The IC wants a peek at the future of your brain
- By Adam Mazmanian
- Aug 08, 2014
WHAT: The Intelligence Advanced Research Projects Activity (IARPA) is looking for ways to measure brainpower, with an eye to understanding how an individual might adapt to future job demands.
WHY: The spy skunkworks wants to take advantage of recent advances in neural mapping and measurement to get beyond traditional ways of estimating future cognitive performance like testing and inferring from past achievements, as a potential future human resources tool.
For example, research has shown that certain brain measurements can predict levels of skill acquisition in mathematical problem solving. IARPA is wondering whether this might apply to professions "where job demands and required skills change rapidly due to new environments, new competitors, and/or advances in tools and methods," according to an Aug. 1 request for information posted on the agency website.
In particular, IARPA wants ideas on "non-invasive assays of brain structure and/or function" that can predict and measure real-world learning outcomes that are "relevant to national security." This could mean anything from acquisition of human and programming languages, to the rapid absorption of information about countries and cultures, to the mastery of new computer systems or business processes.
The RFI seeks answers on what brain structures could be used to determine future performance, information on the technology used to collect neural data, and logistical hurdles to information collection at scale. In terms of measurement, IARPA is interested in how far in advance neural data can predict performance, what types of aptitudes are most likely to be predetermined by neural measurements, and whether the accuracy of predictions might vary over different population groups, according to age, gender, nationality or other factors.
Click here to read the RFI.
Adam Mazmanian is executive editor of FCW.

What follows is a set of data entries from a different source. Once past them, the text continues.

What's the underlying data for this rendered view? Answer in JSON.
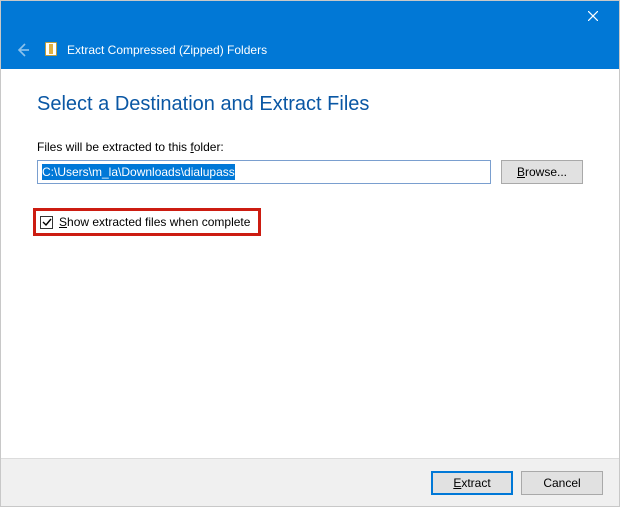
{
  "window": {
    "title": "Extract Compressed (Zipped) Folders"
  },
  "heading": "Select a Destination and Extract Files",
  "field": {
    "label_pre": "Files will be extracted to this ",
    "label_u": "f",
    "label_post": "older:",
    "value": "C:\\Users\\m_la\\Downloads\\dialupass"
  },
  "browse": {
    "label_u": "B",
    "label_post": "rowse..."
  },
  "checkbox": {
    "checked": true,
    "label_u": "S",
    "label_post": "how extracted files when complete"
  },
  "buttons": {
    "extract_u": "E",
    "extract_post": "xtract",
    "cancel": "Cancel"
  }
}
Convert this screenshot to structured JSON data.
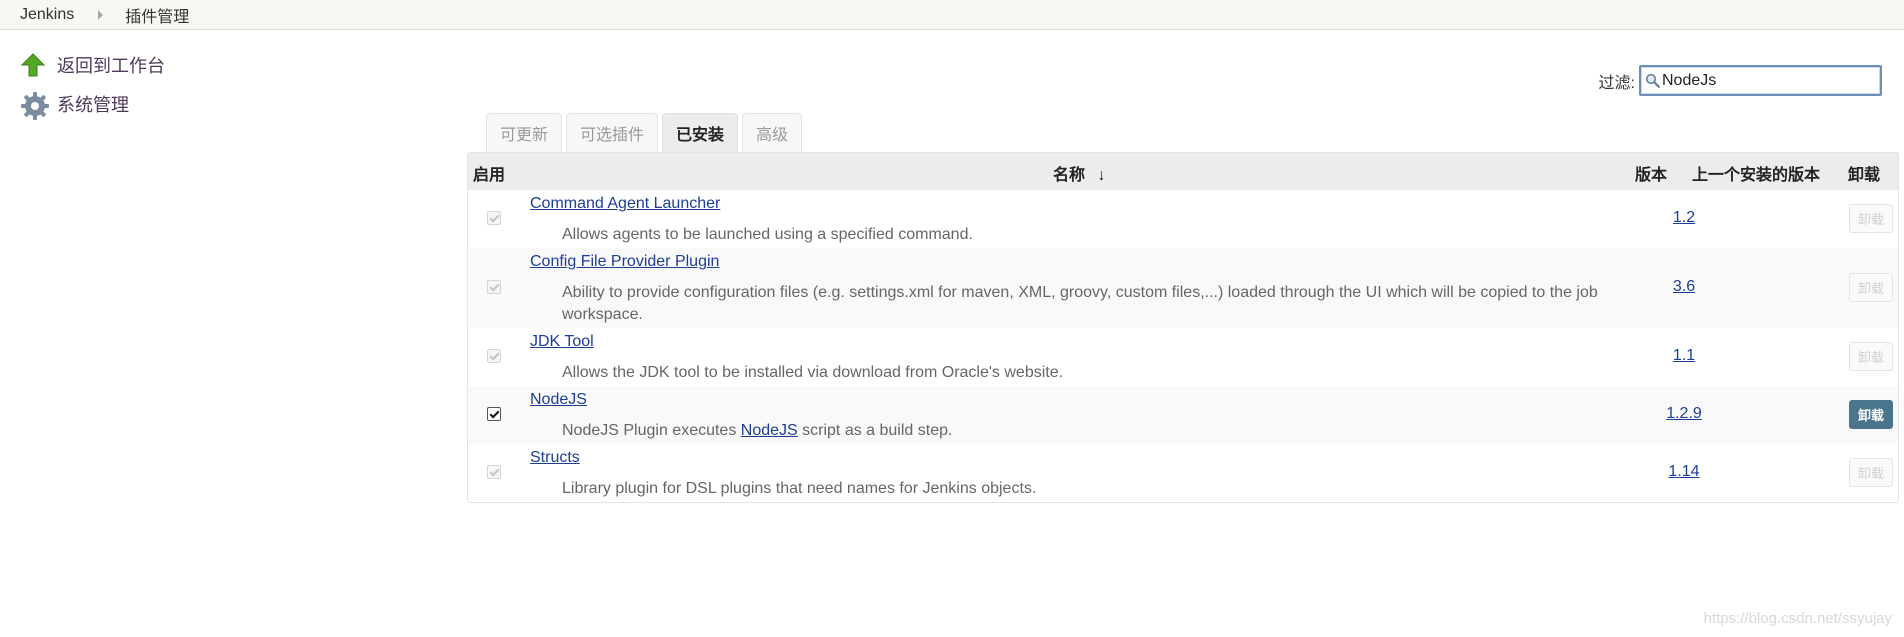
{
  "breadcrumb": [
    {
      "label": "Jenkins"
    },
    {
      "label": "插件管理"
    }
  ],
  "side_tasks": [
    {
      "label": "返回到工作台",
      "icon": "up-arrow-icon"
    },
    {
      "label": "系统管理",
      "icon": "gear-icon"
    }
  ],
  "filter": {
    "label": "过滤:",
    "value": "NodeJs",
    "icon": "search-icon"
  },
  "tabs": [
    {
      "label": "可更新",
      "active": false
    },
    {
      "label": "可选插件",
      "active": false
    },
    {
      "label": "已安装",
      "active": true
    },
    {
      "label": "高级",
      "active": false
    }
  ],
  "table": {
    "headers": {
      "enabled": "启用",
      "name": "名称",
      "sort_indicator": "↓",
      "version": "版本",
      "previous_version": "上一个安装的版本",
      "uninstall": "卸载"
    },
    "rows": [
      {
        "name": "Command Agent Launcher",
        "description": "Allows agents to be launched using a specified command.",
        "version": "1.2",
        "enabled": true,
        "checkbox_disabled": true,
        "uninstall_label": "卸载",
        "uninstall_enabled": false
      },
      {
        "name": "Config File Provider Plugin",
        "description": "Ability to provide configuration files (e.g. settings.xml for maven, XML, groovy, custom files,...) loaded through the UI which will be copied to the job workspace.",
        "version": "3.6",
        "enabled": true,
        "checkbox_disabled": true,
        "uninstall_label": "卸载",
        "uninstall_enabled": false
      },
      {
        "name": "JDK Tool",
        "description": "Allows the JDK tool to be installed via download from Oracle's website.",
        "version": "1.1",
        "enabled": true,
        "checkbox_disabled": true,
        "uninstall_label": "卸载",
        "uninstall_enabled": false
      },
      {
        "name": "NodeJS",
        "description_prefix": "NodeJS Plugin executes ",
        "description_link": "NodeJS",
        "description_suffix": " script as a build step.",
        "version": "1.2.9",
        "enabled": true,
        "checkbox_disabled": false,
        "uninstall_label": "卸载",
        "uninstall_enabled": true
      },
      {
        "name": "Structs",
        "description": "Library plugin for DSL plugins that need names for Jenkins objects.",
        "version": "1.14",
        "enabled": true,
        "checkbox_disabled": true,
        "uninstall_label": "卸载",
        "uninstall_enabled": false
      }
    ]
  },
  "watermark": "https://blog.csdn.net/ssyujay",
  "colors": {
    "link": "#1c3f94",
    "uninstall_button": "#4b758b",
    "header_background": "#ececec",
    "breadcrumb_background": "#f7f8f3"
  }
}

Before joining the editing team, Mazmanian was an FCW staff writer covering Congress, government-wide technology policy, health IT and the Department of Veterans Affairs. Prior to joining FCW, Mr. Mazmanian was technology correspondent for National Journal and served in a variety of editorial at B2B news service SmartBrief. Mazmanian started his career as an arts reporter and critic, and has contributed reviews and articles to the Washington Post, the Washington City Paper, Newsday, Architect magazine, and other publications. He was an editorial assistant and staff writer at the now-defunct New York Press and arts editor at the About.com online network in the 1990s, and was a weekly contributor of music and film reviews to the Washington Times from 2007 to 2014.
Click here for previous articles by Mazmanian. Connect with him on Twitter at @thisismaz.